- EXERCISE GOAL -
Every line of the material must be copied exactly, from the first to the last.

- RECORD EXTRACTS -
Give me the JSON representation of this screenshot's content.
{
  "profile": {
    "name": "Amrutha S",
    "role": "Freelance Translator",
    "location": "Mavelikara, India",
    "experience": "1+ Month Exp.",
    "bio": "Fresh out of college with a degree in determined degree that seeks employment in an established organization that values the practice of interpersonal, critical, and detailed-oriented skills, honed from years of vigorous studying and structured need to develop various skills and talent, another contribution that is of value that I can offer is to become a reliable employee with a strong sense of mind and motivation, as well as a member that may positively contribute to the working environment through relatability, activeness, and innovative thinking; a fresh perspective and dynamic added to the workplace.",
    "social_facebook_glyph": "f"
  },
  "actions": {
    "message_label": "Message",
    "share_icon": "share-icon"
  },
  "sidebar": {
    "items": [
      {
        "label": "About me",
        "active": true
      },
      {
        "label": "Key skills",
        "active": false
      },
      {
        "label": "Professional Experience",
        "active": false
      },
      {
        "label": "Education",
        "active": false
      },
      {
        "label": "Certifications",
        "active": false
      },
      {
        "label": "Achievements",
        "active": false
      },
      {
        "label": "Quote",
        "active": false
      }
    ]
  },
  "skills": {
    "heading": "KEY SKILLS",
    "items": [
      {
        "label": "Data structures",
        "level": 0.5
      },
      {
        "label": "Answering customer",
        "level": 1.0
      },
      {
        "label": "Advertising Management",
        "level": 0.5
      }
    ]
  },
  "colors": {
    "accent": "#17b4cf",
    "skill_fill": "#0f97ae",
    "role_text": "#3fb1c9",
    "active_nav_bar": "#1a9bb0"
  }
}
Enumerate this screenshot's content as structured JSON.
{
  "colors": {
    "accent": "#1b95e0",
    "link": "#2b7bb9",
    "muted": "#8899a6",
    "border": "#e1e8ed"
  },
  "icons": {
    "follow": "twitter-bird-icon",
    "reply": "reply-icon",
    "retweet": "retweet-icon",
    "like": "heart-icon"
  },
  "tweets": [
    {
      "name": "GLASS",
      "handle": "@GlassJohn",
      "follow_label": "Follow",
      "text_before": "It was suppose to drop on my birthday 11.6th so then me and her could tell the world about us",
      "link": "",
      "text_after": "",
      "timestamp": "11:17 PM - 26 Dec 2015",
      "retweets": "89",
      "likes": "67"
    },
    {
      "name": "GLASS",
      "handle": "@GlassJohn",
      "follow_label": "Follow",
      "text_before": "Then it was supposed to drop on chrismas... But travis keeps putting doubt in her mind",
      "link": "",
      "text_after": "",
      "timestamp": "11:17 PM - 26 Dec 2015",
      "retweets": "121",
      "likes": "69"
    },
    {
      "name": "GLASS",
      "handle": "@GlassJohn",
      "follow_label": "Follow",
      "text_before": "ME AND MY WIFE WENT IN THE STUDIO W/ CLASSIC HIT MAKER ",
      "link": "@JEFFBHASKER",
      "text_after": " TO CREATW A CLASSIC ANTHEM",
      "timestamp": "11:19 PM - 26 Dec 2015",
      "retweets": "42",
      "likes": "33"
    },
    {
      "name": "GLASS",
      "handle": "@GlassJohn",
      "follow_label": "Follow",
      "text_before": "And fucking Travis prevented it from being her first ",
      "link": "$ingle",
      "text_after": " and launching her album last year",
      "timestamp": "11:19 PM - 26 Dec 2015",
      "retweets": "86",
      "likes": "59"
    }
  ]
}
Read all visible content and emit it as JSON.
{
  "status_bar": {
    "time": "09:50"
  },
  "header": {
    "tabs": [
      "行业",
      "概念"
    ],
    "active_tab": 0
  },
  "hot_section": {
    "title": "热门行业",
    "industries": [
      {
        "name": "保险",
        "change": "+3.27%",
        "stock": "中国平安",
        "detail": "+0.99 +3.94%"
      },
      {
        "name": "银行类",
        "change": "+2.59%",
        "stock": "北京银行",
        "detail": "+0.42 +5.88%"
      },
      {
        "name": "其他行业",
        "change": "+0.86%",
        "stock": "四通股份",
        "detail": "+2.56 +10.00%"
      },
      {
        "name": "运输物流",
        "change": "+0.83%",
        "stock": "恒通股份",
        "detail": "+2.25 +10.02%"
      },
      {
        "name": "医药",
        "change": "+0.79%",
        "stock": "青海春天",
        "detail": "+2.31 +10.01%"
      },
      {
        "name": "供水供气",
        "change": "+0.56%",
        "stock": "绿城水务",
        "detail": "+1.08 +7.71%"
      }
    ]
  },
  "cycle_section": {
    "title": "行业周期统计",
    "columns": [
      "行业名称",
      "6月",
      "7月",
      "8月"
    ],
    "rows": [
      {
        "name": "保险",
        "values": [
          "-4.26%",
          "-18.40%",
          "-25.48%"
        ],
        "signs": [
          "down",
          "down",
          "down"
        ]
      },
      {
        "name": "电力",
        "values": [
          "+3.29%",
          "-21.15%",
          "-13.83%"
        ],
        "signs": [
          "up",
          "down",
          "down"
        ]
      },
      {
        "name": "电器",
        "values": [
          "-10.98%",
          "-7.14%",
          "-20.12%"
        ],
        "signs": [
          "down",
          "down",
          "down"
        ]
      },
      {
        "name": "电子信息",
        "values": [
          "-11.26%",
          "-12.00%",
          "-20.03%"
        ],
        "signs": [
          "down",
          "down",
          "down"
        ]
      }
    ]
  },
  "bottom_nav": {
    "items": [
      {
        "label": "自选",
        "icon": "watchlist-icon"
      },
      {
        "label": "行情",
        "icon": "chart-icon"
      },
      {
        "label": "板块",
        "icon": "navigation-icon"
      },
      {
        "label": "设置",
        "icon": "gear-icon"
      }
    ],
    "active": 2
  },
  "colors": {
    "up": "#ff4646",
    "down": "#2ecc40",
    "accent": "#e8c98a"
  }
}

- WORKED SOLUTION -
Give me the JSON representation of this screenshot's content.
{
  "profile": {
    "name": "Amrutha S",
    "role": "Freelance Translator",
    "location": "Mavelikara, India",
    "experience": "1+ Month Exp.",
    "bio": "Fresh out of college with a degree in determined degree that seeks employment in an established organization that values the practice of interpersonal, critical, and detailed-oriented skills, honed from years of vigorous studying and structured need to develop various skills and talent, another contribution that is of value that I can offer is to become a reliable employee with a strong sense of mind and motivation, as well as a member that may positively contribute to the working environment through relatability, activeness, and innovative thinking; a fresh perspective and dynamic added to the workplace.",
    "social_facebook_glyph": "f"
  },
  "actions": {
    "message_label": "Message",
    "share_icon": "share-icon"
  },
  "sidebar": {
    "items": [
      {
        "label": "About me",
        "active": true
      },
      {
        "label": "Key skills",
        "active": false
      },
      {
        "label": "Professional Experience",
        "active": false
      },
      {
        "label": "Education",
        "active": false
      },
      {
        "label": "Certifications",
        "active": false
      },
      {
        "label": "Achievements",
        "active": false
      },
      {
        "label": "Quote",
        "active": false
      }
    ]
  },
  "skills": {
    "heading": "KEY SKILLS",
    "items": [
      {
        "label": "Data structures",
        "level": 0.5
      },
      {
        "label": "Answering customer",
        "level": 1.0
      },
      {
        "label": "Advertising Management",
        "level": 0.5
      }
    ]
  },
  "colors": {
    "accent": "#17b4cf",
    "skill_fill": "#0f97ae",
    "role_text": "#3fb1c9",
    "active_nav_bar": "#1a9bb0"
  }
}
Enumerate this screenshot's content as structured JSON.
{
  "colors": {
    "accent": "#1b95e0",
    "link": "#2b7bb9",
    "muted": "#8899a6",
    "border": "#e1e8ed"
  },
  "icons": {
    "follow": "twitter-bird-icon",
    "reply": "reply-icon",
    "retweet": "retweet-icon",
    "like": "heart-icon"
  },
  "tweets": [
    {
      "name": "GLASS",
      "handle": "@GlassJohn",
      "follow_label": "Follow",
      "text_before": "It was suppose to drop on my birthday 11.6th so then me and her could tell the world about us",
      "link": "",
      "text_after": "",
      "timestamp": "11:17 PM - 26 Dec 2015",
      "retweets": "89",
      "likes": "67"
    },
    {
      "name": "GLASS",
      "handle": "@GlassJohn",
      "follow_label": "Follow",
      "text_before": "Then it was supposed to drop on chrismas... But travis keeps putting doubt in her mind",
      "link": "",
      "text_after": "",
      "timestamp": "11:17 PM - 26 Dec 2015",
      "retweets": "121",
      "likes": "69"
    },
    {
      "name": "GLASS",
      "handle": "@GlassJohn",
      "follow_label": "Follow",
      "text_before": "ME AND MY WIFE WENT IN THE STUDIO W/ CLASSIC HIT MAKER ",
      "link": "@JEFFBHASKER",
      "text_after": " TO CREATW A CLASSIC ANTHEM",
      "timestamp": "11:19 PM - 26 Dec 2015",
      "retweets": "42",
      "likes": "33"
    },
    {
      "name": "GLASS",
      "handle": "@GlassJohn",
      "follow_label": "Follow",
      "text_before": "And fucking Travis prevented it from being her first ",
      "link": "$ingle",
      "text_after": " and launching her album last year",
      "timestamp": "11:19 PM - 26 Dec 2015",
      "retweets": "86",
      "likes": "59"
    }
  ]
}
Read all visible content and emit it as JSON.
{
  "status_bar": {
    "time": "09:50"
  },
  "header": {
    "tabs": [
      "行业",
      "概念"
    ],
    "active_tab": 0
  },
  "hot_section": {
    "title": "热门行业",
    "industries": [
      {
        "name": "保险",
        "change": "+3.27%",
        "stock": "中国平安",
        "detail": "+0.99 +3.94%"
      },
      {
        "name": "银行类",
        "change": "+2.59%",
        "stock": "北京银行",
        "detail": "+0.42 +5.88%"
      },
      {
        "name": "其他行业",
        "change": "+0.86%",
        "stock": "四通股份",
        "detail": "+2.56 +10.00%"
      },
      {
        "name": "运输物流",
        "change": "+0.83%",
        "stock": "恒通股份",
        "detail": "+2.25 +10.02%"
      },
      {
        "name": "医药",
        "change": "+0.79%",
        "stock": "青海春天",
        "detail": "+2.31 +10.01%"
      },
      {
        "name": "供水供气",
        "change": "+0.56%",
        "stock": "绿城水务",
        "detail": "+1.08 +7.71%"
      }
    ]
  },
  "cycle_section": {
    "title": "行业周期统计",
    "columns": [
      "行业名称",
      "6月",
      "7月",
      "8月"
    ],
    "rows": [
      {
        "name": "保险",
        "values": [
          "-4.26%",
          "-18.40%",
          "-25.48%"
        ],
        "signs": [
          "down",
          "down",
          "down"
        ]
      },
      {
        "name": "电力",
        "values": [
          "+3.29%",
          "-21.15%",
          "-13.83%"
        ],
        "signs": [
          "up",
          "down",
          "down"
        ]
      },
      {
        "name": "电器",
        "values": [
          "-10.98%",
          "-7.14%",
          "-20.12%"
        ],
        "signs": [
          "down",
          "down",
          "down"
        ]
      },
      {
        "name": "电子信息",
        "values": [
          "-11.26%",
          "-12.00%",
          "-20.03%"
        ],
        "signs": [
          "down",
          "down",
          "down"
        ]
      }
    ]
  },
  "bottom_nav": {
    "items": [
      {
        "label": "自选",
        "icon": "watchlist-icon"
      },
      {
        "label": "行情",
        "icon": "chart-icon"
      },
      {
        "label": "板块",
        "icon": "navigation-icon"
      },
      {
        "label": "设置",
        "icon": "gear-icon"
      }
    ],
    "active": 2
  },
  "colors": {
    "up": "#ff4646",
    "down": "#2ecc40",
    "accent": "#e8c98a"
  }
}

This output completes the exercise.